> **EXTRACTED DATA**
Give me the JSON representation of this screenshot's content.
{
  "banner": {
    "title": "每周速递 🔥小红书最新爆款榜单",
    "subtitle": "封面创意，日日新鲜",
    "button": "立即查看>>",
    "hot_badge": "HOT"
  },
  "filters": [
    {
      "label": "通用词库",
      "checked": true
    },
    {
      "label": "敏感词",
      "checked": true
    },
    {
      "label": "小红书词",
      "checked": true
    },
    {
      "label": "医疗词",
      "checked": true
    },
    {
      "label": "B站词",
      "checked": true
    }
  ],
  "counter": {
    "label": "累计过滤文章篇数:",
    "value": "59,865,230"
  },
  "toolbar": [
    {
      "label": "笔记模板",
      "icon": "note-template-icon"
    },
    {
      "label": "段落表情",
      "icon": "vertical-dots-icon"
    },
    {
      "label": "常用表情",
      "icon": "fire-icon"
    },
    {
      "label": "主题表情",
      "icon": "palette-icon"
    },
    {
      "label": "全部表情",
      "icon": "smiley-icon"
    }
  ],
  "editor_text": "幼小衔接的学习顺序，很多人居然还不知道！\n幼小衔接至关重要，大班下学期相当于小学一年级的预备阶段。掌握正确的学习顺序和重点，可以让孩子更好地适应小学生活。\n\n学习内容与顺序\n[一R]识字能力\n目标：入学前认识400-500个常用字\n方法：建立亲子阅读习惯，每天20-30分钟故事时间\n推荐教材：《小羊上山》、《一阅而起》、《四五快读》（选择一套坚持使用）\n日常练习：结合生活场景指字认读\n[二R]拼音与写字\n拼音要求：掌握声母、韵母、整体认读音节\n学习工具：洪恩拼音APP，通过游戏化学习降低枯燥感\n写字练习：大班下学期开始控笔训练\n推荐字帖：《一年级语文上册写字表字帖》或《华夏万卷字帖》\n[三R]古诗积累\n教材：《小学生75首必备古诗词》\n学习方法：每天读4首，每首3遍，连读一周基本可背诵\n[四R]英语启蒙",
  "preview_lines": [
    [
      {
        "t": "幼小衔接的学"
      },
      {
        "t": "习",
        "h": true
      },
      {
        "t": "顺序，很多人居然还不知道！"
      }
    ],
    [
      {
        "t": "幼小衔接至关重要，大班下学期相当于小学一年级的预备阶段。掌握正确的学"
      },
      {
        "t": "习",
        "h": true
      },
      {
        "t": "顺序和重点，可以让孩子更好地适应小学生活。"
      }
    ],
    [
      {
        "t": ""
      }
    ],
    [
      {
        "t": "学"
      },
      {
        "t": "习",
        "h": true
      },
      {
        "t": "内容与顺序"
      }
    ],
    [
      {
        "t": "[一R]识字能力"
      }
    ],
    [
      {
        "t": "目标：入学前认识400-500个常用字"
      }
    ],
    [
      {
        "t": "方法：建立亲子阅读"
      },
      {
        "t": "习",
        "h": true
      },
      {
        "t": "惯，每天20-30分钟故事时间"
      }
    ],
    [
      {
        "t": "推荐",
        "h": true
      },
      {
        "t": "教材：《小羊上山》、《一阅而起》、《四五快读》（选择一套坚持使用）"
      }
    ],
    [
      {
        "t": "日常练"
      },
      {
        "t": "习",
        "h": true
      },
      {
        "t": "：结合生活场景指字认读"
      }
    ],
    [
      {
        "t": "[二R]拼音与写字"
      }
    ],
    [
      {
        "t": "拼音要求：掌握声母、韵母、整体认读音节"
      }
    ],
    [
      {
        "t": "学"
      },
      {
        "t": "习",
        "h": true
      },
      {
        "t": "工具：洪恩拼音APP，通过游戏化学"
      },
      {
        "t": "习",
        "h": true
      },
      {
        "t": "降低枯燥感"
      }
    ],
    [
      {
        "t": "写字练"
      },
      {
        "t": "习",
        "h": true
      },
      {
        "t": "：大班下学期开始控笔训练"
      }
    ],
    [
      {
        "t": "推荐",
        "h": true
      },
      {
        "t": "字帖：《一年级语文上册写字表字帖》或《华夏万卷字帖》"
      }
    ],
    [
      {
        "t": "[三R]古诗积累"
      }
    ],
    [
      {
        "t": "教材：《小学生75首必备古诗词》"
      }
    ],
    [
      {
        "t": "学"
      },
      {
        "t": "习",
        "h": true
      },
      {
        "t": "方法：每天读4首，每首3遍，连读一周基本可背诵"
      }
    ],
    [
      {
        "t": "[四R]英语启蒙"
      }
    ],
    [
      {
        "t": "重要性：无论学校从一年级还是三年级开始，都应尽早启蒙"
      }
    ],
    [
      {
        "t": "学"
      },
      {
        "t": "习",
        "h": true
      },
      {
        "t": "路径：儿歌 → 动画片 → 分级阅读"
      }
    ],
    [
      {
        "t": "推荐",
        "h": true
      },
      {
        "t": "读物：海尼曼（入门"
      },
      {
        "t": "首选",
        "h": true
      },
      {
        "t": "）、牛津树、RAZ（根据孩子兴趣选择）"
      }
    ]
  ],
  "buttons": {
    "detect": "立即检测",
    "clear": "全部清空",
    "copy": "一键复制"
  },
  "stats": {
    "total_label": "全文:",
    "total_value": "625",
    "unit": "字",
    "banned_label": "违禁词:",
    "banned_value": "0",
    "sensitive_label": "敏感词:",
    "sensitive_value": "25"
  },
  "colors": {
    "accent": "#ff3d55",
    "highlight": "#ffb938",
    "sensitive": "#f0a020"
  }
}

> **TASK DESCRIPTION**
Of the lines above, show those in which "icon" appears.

> **OUTPUT FOR THIS TASK**
      "icon": "note-template-icon"
      "icon": "vertical-dots-icon"
      "icon": "fire-icon"
      "icon": "palette-icon"
      "icon": "smiley-icon"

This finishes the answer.